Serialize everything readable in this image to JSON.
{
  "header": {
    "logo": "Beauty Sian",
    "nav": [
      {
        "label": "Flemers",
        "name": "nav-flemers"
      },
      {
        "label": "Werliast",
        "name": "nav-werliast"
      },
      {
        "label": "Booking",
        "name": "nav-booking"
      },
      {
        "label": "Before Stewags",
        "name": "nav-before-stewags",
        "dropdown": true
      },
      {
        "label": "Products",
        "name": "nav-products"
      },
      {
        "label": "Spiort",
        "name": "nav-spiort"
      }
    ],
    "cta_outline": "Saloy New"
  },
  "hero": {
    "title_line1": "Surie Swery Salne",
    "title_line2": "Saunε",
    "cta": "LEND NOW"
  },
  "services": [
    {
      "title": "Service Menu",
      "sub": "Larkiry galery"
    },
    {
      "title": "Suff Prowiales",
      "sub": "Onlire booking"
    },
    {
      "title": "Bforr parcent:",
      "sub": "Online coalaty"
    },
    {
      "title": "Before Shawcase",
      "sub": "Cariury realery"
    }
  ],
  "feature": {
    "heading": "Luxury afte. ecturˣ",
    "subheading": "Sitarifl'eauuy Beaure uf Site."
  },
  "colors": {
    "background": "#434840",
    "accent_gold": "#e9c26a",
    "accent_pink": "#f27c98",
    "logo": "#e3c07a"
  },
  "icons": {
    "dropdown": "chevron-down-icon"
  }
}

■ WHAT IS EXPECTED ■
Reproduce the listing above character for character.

■ ANSWER BOX ■
Serialize everything readable in this image to JSON.
{
  "header": {
    "logo": "Beauty Sian",
    "nav": [
      {
        "label": "Flemers",
        "name": "nav-flemers"
      },
      {
        "label": "Werliast",
        "name": "nav-werliast"
      },
      {
        "label": "Booking",
        "name": "nav-booking"
      },
      {
        "label": "Before Stewags",
        "name": "nav-before-stewags",
        "dropdown": true
      },
      {
        "label": "Products",
        "name": "nav-products"
      },
      {
        "label": "Spiort",
        "name": "nav-spiort"
      }
    ],
    "cta_outline": "Saloy New"
  },
  "hero": {
    "title_line1": "Surie Swery Salne",
    "title_line2": "Saunε",
    "cta": "LEND NOW"
  },
  "services": [
    {
      "title": "Service Menu",
      "sub": "Larkiry galery"
    },
    {
      "title": "Suff Prowiales",
      "sub": "Onlire booking"
    },
    {
      "title": "Bforr parcent:",
      "sub": "Online coalaty"
    },
    {
      "title": "Before Shawcase",
      "sub": "Cariury realery"
    }
  ],
  "feature": {
    "heading": "Luxury afte. ecturˣ",
    "subheading": "Sitarifl'eauuy Beaure uf Site."
  },
  "colors": {
    "background": "#434840",
    "accent_gold": "#e9c26a",
    "accent_pink": "#f27c98",
    "logo": "#e3c07a"
  },
  "icons": {
    "dropdown": "chevron-down-icon"
  }
}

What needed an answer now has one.